Last summer, I went to my local library and picked up a copy of Jane Erye. It was navy blue, full cloth, published by Modern Library in 1951. The title and author were printed in faded gold leaf and the endpaper was patterned with handsome light grey, that famous insignia of the dancer flitting by with a torch in hand. I loved looking at that lithe figure, animated by the light of inspiration.
Every time I sat down to read it in my favorite chair, I smelled it first: dusty ink, that mineral acid and wood fragrance. And Jane would reappear, her sharp cuffs and imperious chin. I just don’t know if Jane Eyre would have been the same without the birchy, nutty heaviness of that excellent old library copy.
Everyone laughs at emojis.
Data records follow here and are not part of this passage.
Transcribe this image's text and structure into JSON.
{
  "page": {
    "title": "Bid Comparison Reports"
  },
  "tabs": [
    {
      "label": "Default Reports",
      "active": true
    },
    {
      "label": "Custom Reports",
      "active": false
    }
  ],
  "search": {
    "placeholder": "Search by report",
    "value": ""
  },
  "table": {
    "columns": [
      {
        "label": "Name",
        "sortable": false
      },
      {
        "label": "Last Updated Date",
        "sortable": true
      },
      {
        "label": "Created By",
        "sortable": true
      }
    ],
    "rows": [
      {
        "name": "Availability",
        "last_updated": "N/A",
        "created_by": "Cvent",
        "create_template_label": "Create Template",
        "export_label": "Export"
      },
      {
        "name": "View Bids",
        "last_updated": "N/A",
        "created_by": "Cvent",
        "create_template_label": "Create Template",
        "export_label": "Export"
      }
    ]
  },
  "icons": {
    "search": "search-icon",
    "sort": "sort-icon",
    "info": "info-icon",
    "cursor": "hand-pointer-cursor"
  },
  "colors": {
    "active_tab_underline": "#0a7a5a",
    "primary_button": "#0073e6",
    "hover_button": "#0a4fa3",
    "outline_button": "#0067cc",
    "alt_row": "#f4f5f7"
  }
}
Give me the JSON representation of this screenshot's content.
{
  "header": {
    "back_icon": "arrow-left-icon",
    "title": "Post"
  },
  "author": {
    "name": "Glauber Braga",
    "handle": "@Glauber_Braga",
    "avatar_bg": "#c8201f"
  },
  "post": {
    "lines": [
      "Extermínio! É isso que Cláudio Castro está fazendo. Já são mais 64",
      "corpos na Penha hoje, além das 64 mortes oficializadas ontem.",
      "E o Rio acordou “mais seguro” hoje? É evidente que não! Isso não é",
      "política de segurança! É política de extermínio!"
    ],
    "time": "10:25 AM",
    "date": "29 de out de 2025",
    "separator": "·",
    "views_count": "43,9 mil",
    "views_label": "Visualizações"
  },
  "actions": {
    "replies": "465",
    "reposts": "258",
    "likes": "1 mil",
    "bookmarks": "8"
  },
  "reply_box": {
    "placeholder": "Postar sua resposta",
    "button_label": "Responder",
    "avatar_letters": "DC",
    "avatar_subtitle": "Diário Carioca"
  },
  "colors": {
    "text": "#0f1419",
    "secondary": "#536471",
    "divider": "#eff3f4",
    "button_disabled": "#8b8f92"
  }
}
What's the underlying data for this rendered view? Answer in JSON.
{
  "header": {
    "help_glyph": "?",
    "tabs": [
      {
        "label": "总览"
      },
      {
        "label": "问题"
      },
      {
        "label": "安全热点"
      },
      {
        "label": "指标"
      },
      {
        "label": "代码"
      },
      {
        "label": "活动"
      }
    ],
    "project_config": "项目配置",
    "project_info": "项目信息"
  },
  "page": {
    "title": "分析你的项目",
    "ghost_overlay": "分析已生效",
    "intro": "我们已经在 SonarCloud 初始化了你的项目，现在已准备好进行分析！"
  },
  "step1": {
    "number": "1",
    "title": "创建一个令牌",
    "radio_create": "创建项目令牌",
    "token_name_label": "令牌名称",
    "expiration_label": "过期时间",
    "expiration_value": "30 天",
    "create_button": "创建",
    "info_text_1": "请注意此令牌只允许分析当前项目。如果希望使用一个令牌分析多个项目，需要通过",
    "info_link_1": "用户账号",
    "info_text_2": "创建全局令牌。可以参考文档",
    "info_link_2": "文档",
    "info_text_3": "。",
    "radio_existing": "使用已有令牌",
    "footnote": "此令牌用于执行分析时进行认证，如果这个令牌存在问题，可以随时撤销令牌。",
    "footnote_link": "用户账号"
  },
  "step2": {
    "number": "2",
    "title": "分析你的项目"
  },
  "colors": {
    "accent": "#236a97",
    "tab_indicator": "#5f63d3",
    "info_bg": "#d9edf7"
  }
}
They are a frivolity, a collection of accents that soften and simplify our sentiments. I sometimes look at them and think: in a few years, this could be how we write. We have stopped teaching our kids cursive. We don’t even teach them to type. There is speculation that our children will voice command, tap and swipe their way through all their communication. Studies indicate that their brains won’t develop the same way, that writing with our hands and spelling things out expands the thoughts themselves, expands the brain’s ability to conceive.
As someone who writes for a living, I wonder if I should just get Dragon and teach myself how to “write” with speech, just getting the jump on where the whole thing is obviously headed. And as someone who worked in bookstores for a good part of my life, I cannot help but mourn the fading industry that saw each individual book as a crafted thing, a signifier of civilization, a torch.
There is tremendous waste in traditional publishing that trumps sentimentality. More pragmatic minds have pointed out the insanity of cutting down a producer of oxygen in order to grind it down and make a book out of it, and they would be right. The sands of storytelling are shifting. Putting a story on paper seems almost indulgent now. Quixotic.
Storytelling will always live as long as humans do; it’s how we make sense of the world and organize the chaos in a way that hopefully keeps us sane. But there is a sense too, that the medium is evaporating, becoming “paperless”. It is a story in and of itself, and not without its own little tragedy. I always sign my name with the tilde because I think of that gesture, the dancer, like language, in motion, already becoming something else.
#literature #selfpublishing #writing #printedbooks